This loss could have a long-term impact on gender equality. Extended breaks in one’s career can result in the loss of professional connections and networks, with long-term impacts on career prospects. Women may be penalized for failing to meet work demands due to care work, or be passed over for future promotions for other colleagues who were not forced to reduce their hours. Concerns have been expressed about how this will impact gender equality in fields such as elite sports or STEM. Many are calling COVID-19 the “biggest setback in gender equality for a generation.” A report by UN Women ultimately warned that COVID-19 could undo decades of progress on gender equality, which has been followed by a similar warning from the International Monetary Fund. In addition, the participation of women is necessary to restart the economy, with mothers in Canada estimated to make 40 per cent of household income. As schools closed and parents reduced their working hours, the impact to Canada’s GDP was estimated to be a drop of 0.8% every month

To prevent this mass exodus of women from the workplace, experts are calling for increased flexibility from workplaces and for partners to provide more childcare hours. In the long-term, some hope that the current pressure on families could result in long-term structural changes led by workplaces and governments, such as an increased number of childcare spaces, paid sick leave, and more flexible work arrangements. NDP leader Jagmeet Singh and Green Party leader Elizabeth May are calling for changes including affordable childcare policies and paid sick leave. On before- and after-school programs, the Families, Children and Social Development Minister Ahmed Hussen has committed to creating 250,000 child-care spaces, changes that would hopefully improve the balance of childcare and employment for women in the future in the current pandemic and beyond.

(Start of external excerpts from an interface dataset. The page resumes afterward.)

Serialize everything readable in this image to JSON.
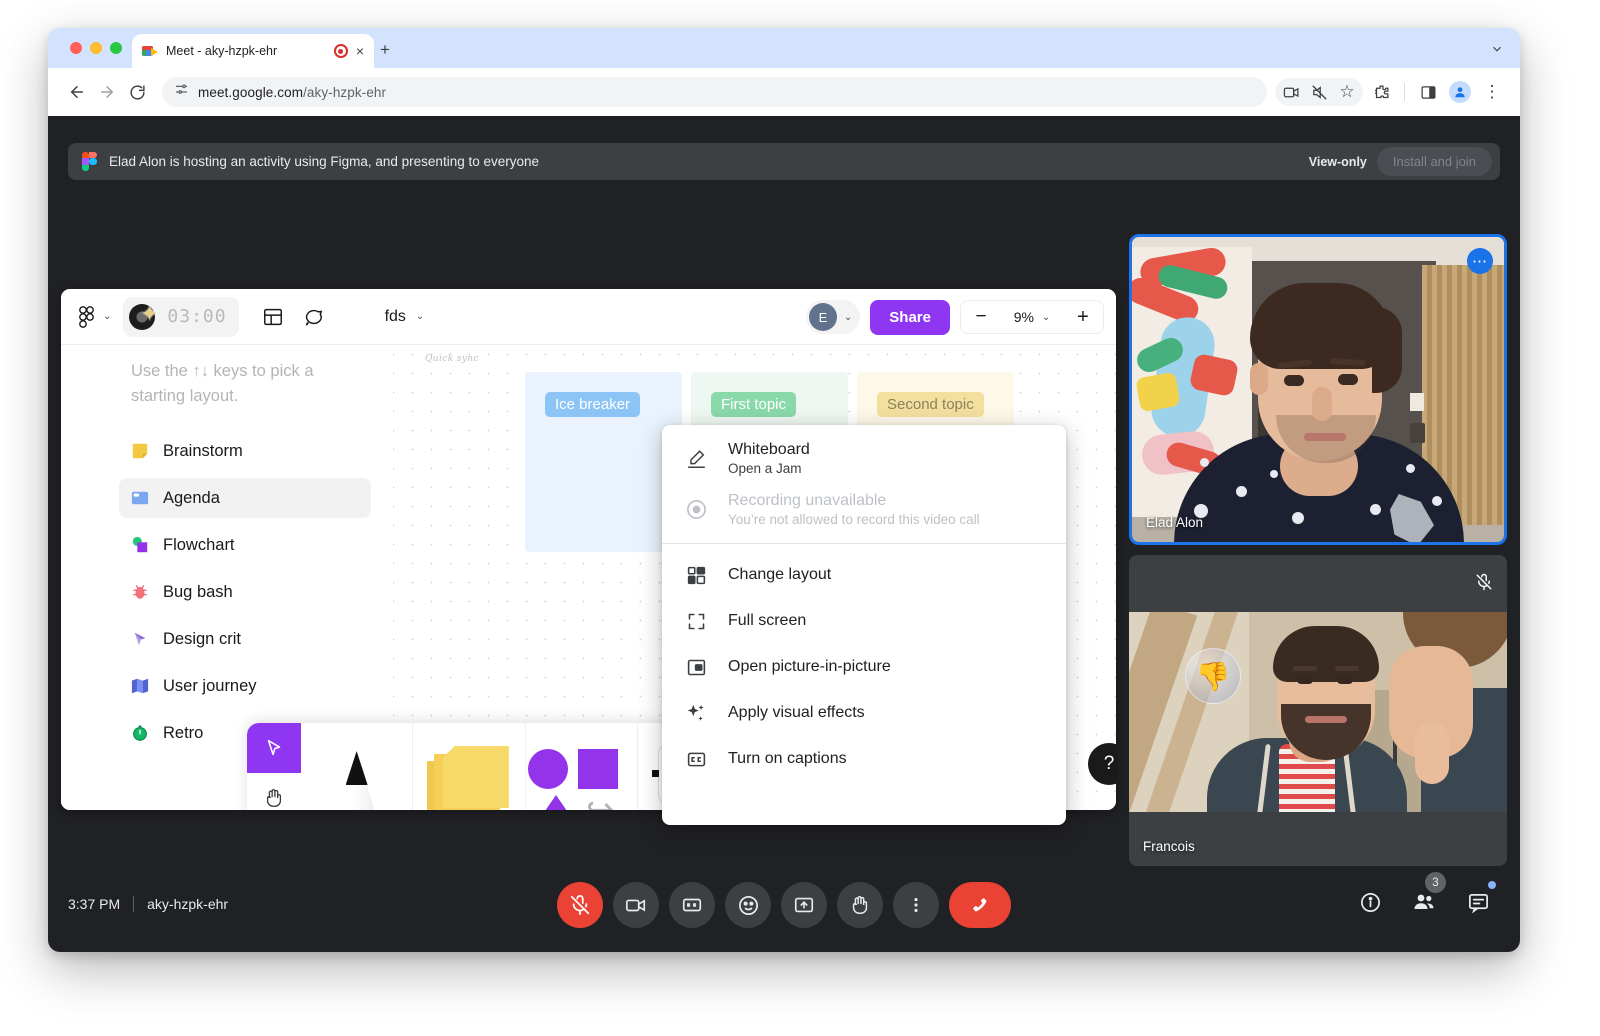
{
  "browser": {
    "tab": {
      "title": "Meet - aky-hzpk-ehr",
      "favicon": "google-meet-icon",
      "recording_indicator": "record-dot-icon",
      "close": "×"
    },
    "new_tab": "+",
    "window_chevron": "⌄",
    "nav": {
      "back": "←",
      "forward": "→",
      "reload": "⟳"
    },
    "omnibox": {
      "icon": "site-settings-icon",
      "url_domain": "meet.google.com",
      "url_path": "/aky-hzpk-ehr"
    },
    "actions": {
      "media_cast": "cast-video-icon",
      "mute_site": "muted-speaker-icon",
      "bookmark": "☆",
      "extensions": "extensions-puzzle-icon",
      "side_panel": "side-panel-icon",
      "profile": "profile-avatar-icon",
      "more": "⋮"
    }
  },
  "banner": {
    "app_icon": "figma-icon",
    "message": "Elad Alon is hosting an activity using Figma, and presenting to everyone",
    "view_only_label": "View-only",
    "install_button": "Install and join"
  },
  "figma": {
    "logo": "figma-logo-icon",
    "logo_chevron": "⌄",
    "timer": {
      "value": "03:00",
      "badge_icon": "music-star-badge-icon"
    },
    "layout_icon": "panel-layout-icon",
    "comment_icon": "comment-bubble-icon",
    "filename": "fds",
    "filename_chevron": "⌄",
    "avatar_initial": "E",
    "avatar_chevron": "⌄",
    "share_label": "Share",
    "zoom": {
      "minus": "−",
      "value": "9%",
      "chevron": "⌄",
      "plus": "+"
    },
    "hint": "Use the ↑↓ keys to pick a starting layout.",
    "templates": [
      {
        "label": "Brainstorm",
        "icon": "sticky-note-icon",
        "selected": false
      },
      {
        "label": "Agenda",
        "icon": "agenda-board-icon",
        "selected": true
      },
      {
        "label": "Flowchart",
        "icon": "flowchart-icon",
        "selected": false
      },
      {
        "label": "Bug bash",
        "icon": "bug-icon",
        "selected": false
      },
      {
        "label": "Design crit",
        "icon": "cursor-pen-icon",
        "selected": false
      },
      {
        "label": "User journey",
        "icon": "map-icon",
        "selected": false
      },
      {
        "label": "Retro",
        "icon": "stopwatch-icon",
        "selected": false
      }
    ],
    "board": {
      "title": "Quick sync",
      "columns": [
        {
          "label": "Ice breaker"
        },
        {
          "label": "First topic"
        },
        {
          "label": "Second topic"
        }
      ]
    },
    "tray": {
      "cursor_icon": "cursor-arrow-icon",
      "hand_icon": "hand-pan-icon",
      "pen_icon": "marker-pen-icon",
      "sticky_icon": "sticky-notes-icon",
      "shapes_icon": "shapes-icon",
      "text_icon": "text-tool-icon"
    },
    "help_button": "?"
  },
  "context_menu": {
    "items": [
      {
        "title": "Whiteboard",
        "subtitle": "Open a Jam",
        "icon": "pencil-underline-icon",
        "disabled": false
      },
      {
        "title": "Recording unavailable",
        "subtitle": "You’re not allowed to record this video call",
        "icon": "record-circle-icon",
        "disabled": true
      },
      {
        "title": "Change layout",
        "subtitle": "",
        "icon": "layout-grid-icon",
        "disabled": false
      },
      {
        "title": "Full screen",
        "subtitle": "",
        "icon": "fullscreen-icon",
        "disabled": false
      },
      {
        "title": "Open picture-in-picture",
        "subtitle": "",
        "icon": "pip-icon",
        "disabled": false
      },
      {
        "title": "Apply visual effects",
        "subtitle": "",
        "icon": "sparkles-icon",
        "disabled": false
      },
      {
        "title": "Turn on captions",
        "subtitle": "",
        "icon": "closed-caption-icon",
        "disabled": false
      }
    ]
  },
  "participants": [
    {
      "name": "Elad Alon",
      "speaking": true,
      "more_icon": "more-options-icon",
      "muted": false
    },
    {
      "name": "Francois",
      "speaking": false,
      "muted": true,
      "mute_icon": "mic-off-icon",
      "reaction": "👎"
    }
  ],
  "bottom_bar": {
    "time": "3:37 PM",
    "meeting_code": "aky-hzpk-ehr",
    "controls": [
      {
        "name": "microphone-off-button",
        "icon": "mic-off-icon",
        "state": "muted"
      },
      {
        "name": "camera-button",
        "icon": "video-camera-icon",
        "state": "on"
      },
      {
        "name": "captions-button",
        "icon": "closed-caption-icon",
        "state": "off"
      },
      {
        "name": "reactions-button",
        "icon": "emoji-smiley-icon",
        "state": "off"
      },
      {
        "name": "present-now-button",
        "icon": "present-screen-icon",
        "state": "off"
      },
      {
        "name": "raise-hand-button",
        "icon": "raised-hand-icon",
        "state": "off"
      },
      {
        "name": "more-options-button",
        "icon": "vertical-dots-icon",
        "state": "off"
      },
      {
        "name": "leave-call-button",
        "icon": "end-call-icon",
        "state": "danger"
      }
    ],
    "right": {
      "meeting_details": "info-icon",
      "people": {
        "icon": "people-icon",
        "count": "3"
      },
      "chat": {
        "icon": "chat-icon",
        "unread": true
      }
    }
  },
  "colors": {
    "meet_bg": "#202124",
    "banner_bg": "#3c4043",
    "accent_blue": "#1a73e8",
    "danger_red": "#ea4335",
    "figma_purple": "#8f36f2"
  }
}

Featured image: “Little girl with her mom working on laptop at home” by Nenad Stojkovic is licensed under CC BY 2.0.

Edited by Selene Coiffard-D’Amico.